Placeholder Image

字幕表 動画を再生する

  • Hi this is Tutor Nick P and this is proverbs 163. The proverb today is " time and tide wait

  • for no man. Okay. Let's look at the note here. You may also possibly hear this

  • proverb as time and tide stay for no man or you may hear it as time and tide

  • tarry for no man. All right. A little bit of an old use. Tarry means to stay longer

  • or dawdle or kind of waste too much time. Okay. Let's continue. This proverb is

  • often used as a warning that time will not wait for you. You only have so much

  • time to make decisions and get important things done. If you wait too long or

  • procrastinate opportunities may be lost. It could also be used to suggest that

  • human events and behavior cannot stop time or cannot change time. Okay. Let's

  • continue. The earliest known sighting comes from

  • around twelve hundred and twenty five. And I think Chaucer then used it in the

  • 1300s too, but they say that the time and tide, the original ... the original quote

  • time and tide , the original tide was not actually for the sea tide, the original

  • tide had to do with time. So let's go over this. At that time, the word tide also

  • meant time as like in a season. Like nowadays we ... around Christmas we always

  • hear the word "Yuletide. " You know, I always wondered Yuletide ? Where did that come

  • from ? But the tide in Yuletide actually refers to time or like a season. Like the

  • Christmas season. Okay. So as in a season or special period. The term , Yuletide.

  • Good tidings, we often say that. That's also in a Christmas song you know , like you

  • know , wishing somebody good times. Tides were also used in the days of

  • sundials. You know, the early days like you know, around ten hundred, eleven

  • hundred , twelve hundred around this time. Yeah. And each was considered to be three

  • hours. I think originally when they using time back then, because they didn't

  • have watches yet. And of course no electricity. So they were using sundials

  • and I think they also paid attention to the tide coming in and out, in a way of

  • judging time too. So there is a little bit of a connection there. They were also

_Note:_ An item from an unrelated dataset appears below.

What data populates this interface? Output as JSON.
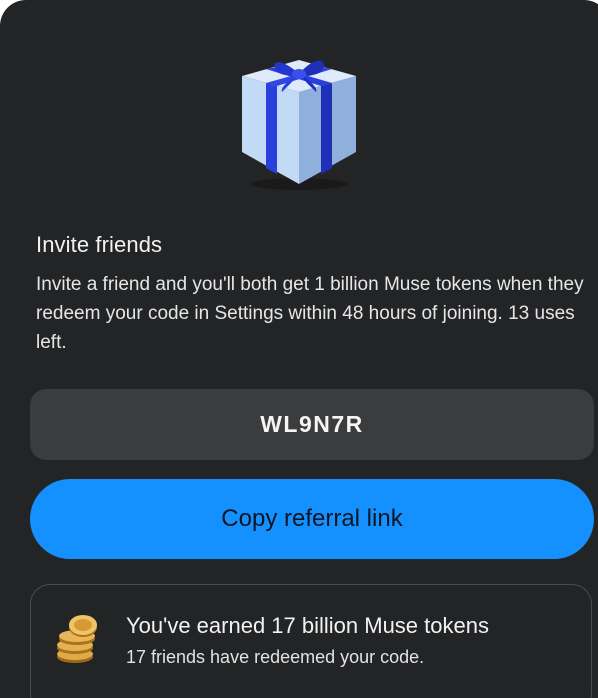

  • used for days. They were considered to be three hours. So a tide was was three

  • hours and the working day was supposedly broken into four tides. So that's why we

  • had ... there used to be words like even tide, even, even tied meaning like the evening

  • tide or the noontide you know, around twelve o'clock.

  • Something like that. So it really did relate to to time. At that time , but some later

  • think this use could also be related to to tides in a way, due to another story.

  • From the story of King Canute. He lived from 995 to 1035 ad and he was the king

  • of what is our modern-day England Denmark and Norway. That's kind of

  • interesting. According to the story, the king tried to teach his subjects

  • that even a king has limited power. You know and he did this actually by, by

  • commanding the sea and the tides to stop. So he knew the sea tides will not listen

  • to him, but this was his way of teaching them that you know even a king only has

  • so much power. So he wasn't doing , doing in an arrogant way, he was doing it in a way

  • to actually teach them. Okay. Good. All right. Well but anyway. So this is ... this

  • is some of the origins of where it comes from. But you know, either way it really

  • means it's always used as a warning that you know, time is limited. You , you have to

  • act. You have to make up your decision and do things. All right. So let's look at

  • a couple of examples here. You need to decide if you are going to do this or

  • not. Don't wait too long. Time and tide wait

  • for no man. Okay. That's one way we might use it. Or the second one here. We always believe

  • in addressing issues right away. Time and tide waits for no man.

  • Okay. Anyway this is the way we might use it . I hope you got it. I hope it was clear, Thank

  • you for your time. Bye-bye.

Hi this is Tutor Nick P and this is proverbs 163. The proverb today is " time and tide wait


動画の操作 ここで「動画」の調整と「字幕」の表示を設定することができます

B1 中級

英語の家庭教師ニックPの箴言(163) 時と潮は人を待たない (English Tutor Nick P Proverbs (163) Time and Tide Wait for No Man)

  • 1 0
    anitawu12 に公開 2021 年 01 月 14 日